WHAT YOU SHOULD DO >> Single out the lines of the material that contain "bubble" and copy them.

DATA SHOWN >>
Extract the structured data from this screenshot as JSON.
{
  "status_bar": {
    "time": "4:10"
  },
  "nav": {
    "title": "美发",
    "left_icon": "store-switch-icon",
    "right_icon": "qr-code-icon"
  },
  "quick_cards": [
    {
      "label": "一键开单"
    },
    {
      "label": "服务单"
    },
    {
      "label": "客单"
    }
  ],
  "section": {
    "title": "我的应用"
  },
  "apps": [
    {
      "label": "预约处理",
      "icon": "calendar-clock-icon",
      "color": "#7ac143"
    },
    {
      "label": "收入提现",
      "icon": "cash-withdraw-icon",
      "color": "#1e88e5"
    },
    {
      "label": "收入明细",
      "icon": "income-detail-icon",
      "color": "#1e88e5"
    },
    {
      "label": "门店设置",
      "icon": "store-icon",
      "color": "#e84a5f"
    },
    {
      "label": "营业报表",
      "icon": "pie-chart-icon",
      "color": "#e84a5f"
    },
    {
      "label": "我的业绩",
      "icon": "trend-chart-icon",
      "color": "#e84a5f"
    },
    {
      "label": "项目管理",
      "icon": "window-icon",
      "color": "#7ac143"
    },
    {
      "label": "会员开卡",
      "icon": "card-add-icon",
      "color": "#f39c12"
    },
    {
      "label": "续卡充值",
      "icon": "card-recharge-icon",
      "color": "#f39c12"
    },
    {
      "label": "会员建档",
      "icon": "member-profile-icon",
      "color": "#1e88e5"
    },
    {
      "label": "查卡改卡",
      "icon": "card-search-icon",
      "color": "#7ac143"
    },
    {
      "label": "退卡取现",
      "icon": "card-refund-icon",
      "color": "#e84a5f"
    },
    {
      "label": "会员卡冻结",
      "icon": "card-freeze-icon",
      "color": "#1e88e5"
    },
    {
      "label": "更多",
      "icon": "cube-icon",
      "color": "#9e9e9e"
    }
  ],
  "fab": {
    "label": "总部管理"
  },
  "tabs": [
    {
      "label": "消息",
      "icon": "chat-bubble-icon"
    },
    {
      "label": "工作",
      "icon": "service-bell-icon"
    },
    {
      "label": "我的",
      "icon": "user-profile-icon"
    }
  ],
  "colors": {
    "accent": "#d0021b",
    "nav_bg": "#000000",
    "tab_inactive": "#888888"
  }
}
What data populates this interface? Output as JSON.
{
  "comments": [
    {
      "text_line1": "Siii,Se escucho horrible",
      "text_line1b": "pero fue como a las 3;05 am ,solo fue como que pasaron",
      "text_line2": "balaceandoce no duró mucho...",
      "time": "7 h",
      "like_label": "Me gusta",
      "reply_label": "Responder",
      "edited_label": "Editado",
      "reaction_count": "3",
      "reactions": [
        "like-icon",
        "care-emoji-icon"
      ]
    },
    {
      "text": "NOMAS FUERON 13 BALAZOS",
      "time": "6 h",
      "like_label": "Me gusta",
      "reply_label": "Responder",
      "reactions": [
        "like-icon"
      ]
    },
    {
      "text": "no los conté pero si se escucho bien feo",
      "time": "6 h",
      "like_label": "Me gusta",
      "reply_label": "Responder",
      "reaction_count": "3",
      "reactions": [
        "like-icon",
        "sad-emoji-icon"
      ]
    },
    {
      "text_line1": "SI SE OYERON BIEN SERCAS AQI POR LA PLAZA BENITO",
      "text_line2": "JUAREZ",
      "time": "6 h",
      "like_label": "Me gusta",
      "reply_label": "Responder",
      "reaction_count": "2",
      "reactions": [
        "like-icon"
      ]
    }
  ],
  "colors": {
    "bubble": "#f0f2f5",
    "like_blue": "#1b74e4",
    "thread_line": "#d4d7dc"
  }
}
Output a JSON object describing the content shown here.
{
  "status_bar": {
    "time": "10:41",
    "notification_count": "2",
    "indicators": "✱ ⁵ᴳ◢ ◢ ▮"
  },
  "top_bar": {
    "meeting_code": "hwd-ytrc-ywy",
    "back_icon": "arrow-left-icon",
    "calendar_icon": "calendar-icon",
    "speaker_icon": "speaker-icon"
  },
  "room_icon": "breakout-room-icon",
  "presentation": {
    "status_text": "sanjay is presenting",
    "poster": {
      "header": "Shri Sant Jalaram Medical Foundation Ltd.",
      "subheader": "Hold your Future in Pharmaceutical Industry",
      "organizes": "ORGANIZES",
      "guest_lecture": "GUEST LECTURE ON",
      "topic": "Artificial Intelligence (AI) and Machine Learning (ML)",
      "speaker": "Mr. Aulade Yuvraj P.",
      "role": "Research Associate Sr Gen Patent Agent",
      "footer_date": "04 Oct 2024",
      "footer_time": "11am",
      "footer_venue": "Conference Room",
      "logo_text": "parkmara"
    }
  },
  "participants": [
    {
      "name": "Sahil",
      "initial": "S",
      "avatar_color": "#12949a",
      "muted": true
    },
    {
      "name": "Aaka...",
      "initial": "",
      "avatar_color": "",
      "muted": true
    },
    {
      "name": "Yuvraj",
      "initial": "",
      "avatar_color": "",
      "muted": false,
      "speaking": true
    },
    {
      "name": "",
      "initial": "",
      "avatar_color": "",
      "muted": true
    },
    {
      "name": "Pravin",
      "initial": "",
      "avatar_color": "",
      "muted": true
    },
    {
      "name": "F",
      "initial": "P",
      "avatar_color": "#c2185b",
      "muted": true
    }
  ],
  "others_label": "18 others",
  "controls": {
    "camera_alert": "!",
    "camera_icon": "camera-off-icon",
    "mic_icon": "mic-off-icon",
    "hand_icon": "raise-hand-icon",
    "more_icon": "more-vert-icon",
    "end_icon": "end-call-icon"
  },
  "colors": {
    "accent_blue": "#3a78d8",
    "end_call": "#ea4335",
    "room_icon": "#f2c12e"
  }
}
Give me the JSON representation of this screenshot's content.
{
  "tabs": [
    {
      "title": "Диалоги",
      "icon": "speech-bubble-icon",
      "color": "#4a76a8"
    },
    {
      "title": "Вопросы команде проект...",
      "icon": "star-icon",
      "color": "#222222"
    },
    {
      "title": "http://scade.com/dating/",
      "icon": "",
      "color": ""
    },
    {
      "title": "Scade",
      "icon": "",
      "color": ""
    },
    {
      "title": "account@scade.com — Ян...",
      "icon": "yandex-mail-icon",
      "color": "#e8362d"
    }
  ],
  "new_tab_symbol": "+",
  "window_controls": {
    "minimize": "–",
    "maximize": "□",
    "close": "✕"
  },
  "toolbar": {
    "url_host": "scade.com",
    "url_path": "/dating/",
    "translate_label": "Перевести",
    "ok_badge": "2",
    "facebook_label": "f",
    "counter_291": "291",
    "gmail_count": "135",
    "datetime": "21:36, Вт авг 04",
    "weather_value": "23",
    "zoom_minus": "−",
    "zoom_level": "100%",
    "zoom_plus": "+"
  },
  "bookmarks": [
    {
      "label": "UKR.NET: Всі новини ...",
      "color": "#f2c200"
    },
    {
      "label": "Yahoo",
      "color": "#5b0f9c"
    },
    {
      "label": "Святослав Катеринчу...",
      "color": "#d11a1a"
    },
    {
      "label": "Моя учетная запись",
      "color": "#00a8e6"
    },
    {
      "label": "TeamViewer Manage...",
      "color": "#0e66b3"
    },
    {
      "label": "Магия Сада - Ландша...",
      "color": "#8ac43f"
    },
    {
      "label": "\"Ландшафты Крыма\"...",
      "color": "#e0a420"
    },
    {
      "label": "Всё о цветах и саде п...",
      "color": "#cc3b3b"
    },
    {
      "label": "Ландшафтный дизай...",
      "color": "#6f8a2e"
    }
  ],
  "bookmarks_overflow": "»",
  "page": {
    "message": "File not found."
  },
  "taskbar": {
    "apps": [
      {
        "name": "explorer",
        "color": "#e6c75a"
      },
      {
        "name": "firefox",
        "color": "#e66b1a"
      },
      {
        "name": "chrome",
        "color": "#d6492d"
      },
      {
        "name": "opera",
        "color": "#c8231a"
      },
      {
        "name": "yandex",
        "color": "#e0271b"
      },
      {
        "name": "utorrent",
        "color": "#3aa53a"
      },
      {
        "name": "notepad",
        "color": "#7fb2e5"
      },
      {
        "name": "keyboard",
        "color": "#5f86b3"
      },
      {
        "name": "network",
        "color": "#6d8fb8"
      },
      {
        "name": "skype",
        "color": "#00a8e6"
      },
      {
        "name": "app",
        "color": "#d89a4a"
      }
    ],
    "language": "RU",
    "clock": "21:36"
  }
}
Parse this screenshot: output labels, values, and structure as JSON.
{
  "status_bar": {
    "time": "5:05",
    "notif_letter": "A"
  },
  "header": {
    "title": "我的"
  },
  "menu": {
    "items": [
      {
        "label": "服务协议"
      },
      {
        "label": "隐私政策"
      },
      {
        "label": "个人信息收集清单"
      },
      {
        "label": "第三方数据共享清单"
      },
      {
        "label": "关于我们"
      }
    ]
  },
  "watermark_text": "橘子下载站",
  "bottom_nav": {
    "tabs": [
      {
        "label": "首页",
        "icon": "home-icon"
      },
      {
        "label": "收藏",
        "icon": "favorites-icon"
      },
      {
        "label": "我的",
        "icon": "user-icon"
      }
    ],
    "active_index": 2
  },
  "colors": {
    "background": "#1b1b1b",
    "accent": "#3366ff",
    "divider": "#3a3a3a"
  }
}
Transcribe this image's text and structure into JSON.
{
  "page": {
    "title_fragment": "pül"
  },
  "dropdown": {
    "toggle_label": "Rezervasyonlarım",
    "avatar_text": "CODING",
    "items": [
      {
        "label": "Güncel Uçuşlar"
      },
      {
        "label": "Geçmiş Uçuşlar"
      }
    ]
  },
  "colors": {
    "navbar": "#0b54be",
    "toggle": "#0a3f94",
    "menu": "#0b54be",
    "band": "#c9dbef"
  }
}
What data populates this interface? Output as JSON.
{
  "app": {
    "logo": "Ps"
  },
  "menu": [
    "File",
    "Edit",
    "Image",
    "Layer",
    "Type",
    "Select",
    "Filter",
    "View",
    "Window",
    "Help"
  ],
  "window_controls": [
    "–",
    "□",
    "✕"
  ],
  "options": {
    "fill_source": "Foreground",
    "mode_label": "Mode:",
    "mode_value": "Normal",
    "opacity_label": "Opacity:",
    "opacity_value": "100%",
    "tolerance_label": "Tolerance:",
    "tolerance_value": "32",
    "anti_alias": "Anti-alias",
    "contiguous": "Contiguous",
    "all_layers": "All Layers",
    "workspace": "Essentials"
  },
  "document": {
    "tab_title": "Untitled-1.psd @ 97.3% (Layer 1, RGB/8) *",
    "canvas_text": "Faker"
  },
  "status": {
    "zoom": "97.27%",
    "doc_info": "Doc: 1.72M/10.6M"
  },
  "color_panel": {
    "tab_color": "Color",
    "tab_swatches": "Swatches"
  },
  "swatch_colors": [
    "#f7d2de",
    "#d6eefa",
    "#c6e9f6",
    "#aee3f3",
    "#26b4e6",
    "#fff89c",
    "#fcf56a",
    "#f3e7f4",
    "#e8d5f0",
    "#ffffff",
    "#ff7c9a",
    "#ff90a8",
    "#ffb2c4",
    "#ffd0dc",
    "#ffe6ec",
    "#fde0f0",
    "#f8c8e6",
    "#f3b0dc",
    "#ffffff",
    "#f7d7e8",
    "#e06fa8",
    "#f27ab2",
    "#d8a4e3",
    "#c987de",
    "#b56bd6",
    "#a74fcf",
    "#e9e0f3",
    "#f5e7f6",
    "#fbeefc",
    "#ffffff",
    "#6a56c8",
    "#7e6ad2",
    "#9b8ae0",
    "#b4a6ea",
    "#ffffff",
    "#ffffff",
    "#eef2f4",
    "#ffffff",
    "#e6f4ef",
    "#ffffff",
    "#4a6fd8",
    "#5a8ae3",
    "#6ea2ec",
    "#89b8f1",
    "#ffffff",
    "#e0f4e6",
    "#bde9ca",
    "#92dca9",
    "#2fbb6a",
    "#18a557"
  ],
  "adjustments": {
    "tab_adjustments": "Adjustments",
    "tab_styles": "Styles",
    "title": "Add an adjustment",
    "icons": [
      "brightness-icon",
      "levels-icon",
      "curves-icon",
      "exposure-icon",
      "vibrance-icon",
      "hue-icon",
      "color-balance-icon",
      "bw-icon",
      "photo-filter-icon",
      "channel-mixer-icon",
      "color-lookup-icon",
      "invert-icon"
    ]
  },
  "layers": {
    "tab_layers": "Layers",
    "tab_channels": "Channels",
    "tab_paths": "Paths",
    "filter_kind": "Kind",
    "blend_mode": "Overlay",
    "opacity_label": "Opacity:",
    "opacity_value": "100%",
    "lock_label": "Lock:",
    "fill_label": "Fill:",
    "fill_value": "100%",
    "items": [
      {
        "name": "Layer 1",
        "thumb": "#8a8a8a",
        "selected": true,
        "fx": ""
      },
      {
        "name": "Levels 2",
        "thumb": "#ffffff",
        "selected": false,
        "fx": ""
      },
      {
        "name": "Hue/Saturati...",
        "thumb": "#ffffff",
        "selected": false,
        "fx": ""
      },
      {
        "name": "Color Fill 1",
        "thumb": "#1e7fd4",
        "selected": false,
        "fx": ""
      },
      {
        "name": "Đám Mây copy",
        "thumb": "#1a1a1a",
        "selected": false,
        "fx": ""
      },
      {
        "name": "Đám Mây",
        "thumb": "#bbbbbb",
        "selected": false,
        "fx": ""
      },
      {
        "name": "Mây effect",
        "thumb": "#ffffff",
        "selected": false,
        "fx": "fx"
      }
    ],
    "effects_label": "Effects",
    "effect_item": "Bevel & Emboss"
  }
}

SOLVED PROBLEM >>
      "icon": "chat-bubble-icon"
    "bubble": "#f0f2f5",
      "icon": "speech-bubble-icon",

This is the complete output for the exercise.